● INFORMATION SUPPLIED:
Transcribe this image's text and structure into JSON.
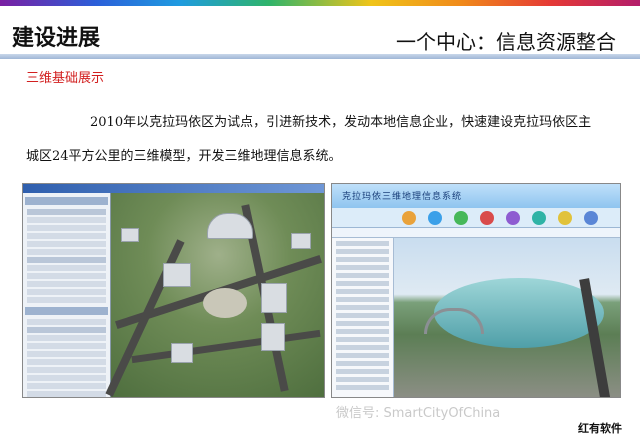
{
  "header": {
    "left_title": "建设进展",
    "right_title": "一个中心：信息资源整合"
  },
  "subtitle": "三维基础展示",
  "body": {
    "line1": "2010年以克拉玛依区为试点，引进新技术，发动本地信息企业，快速建设克拉玛依区主",
    "line2": "城区24平方公里的三维模型，开发三维地理信息系统。"
  },
  "screenshots": {
    "right_title": "克拉玛依三维地理信息系统"
  },
  "footer": {
    "watermark": "微信号: SmartCityOfChina",
    "brand": "红有软件"
  }
}
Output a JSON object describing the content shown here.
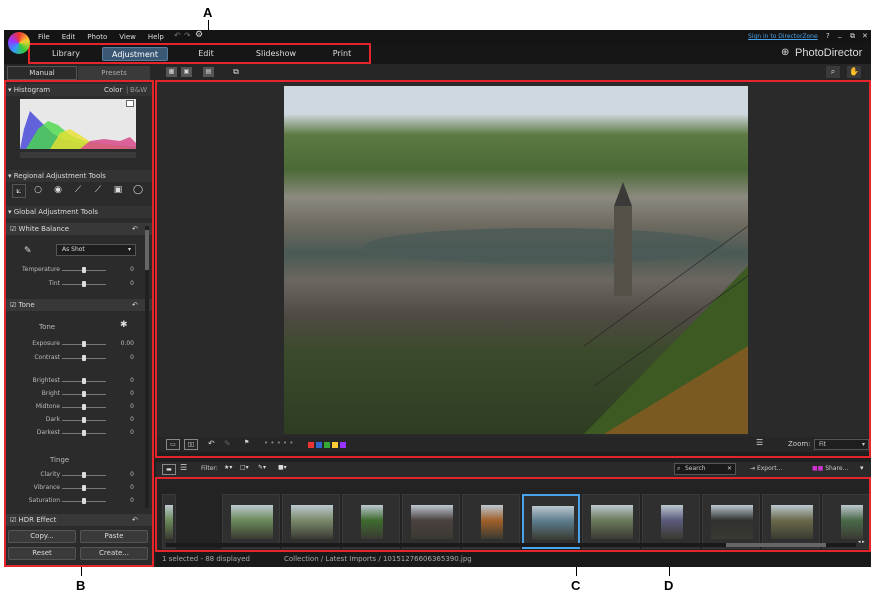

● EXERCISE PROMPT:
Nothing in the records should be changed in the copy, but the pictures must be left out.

● TASK OUTPUT:
Transcribe this image's text and structure into JSON.
{
  "header": {
    "left_title": "建设进展",
    "right_title": "一个中心：信息资源整合"
  },
  "subtitle": "三维基础展示",
  "body": {
    "line1": "2010年以克拉玛依区为试点，引进新技术，发动本地信息企业，快速建设克拉玛依区主",
    "line2": "城区24平方公里的三维模型，开发三维地理信息系统。"
  },
  "screenshots": {
    "right_title": "克拉玛依三维地理信息系统"
  },
  "footer": {
    "watermark": "微信号: SmartCityOfChina",
    "brand": "红有软件"
  }
}
Output a JSON object describing the content shown here.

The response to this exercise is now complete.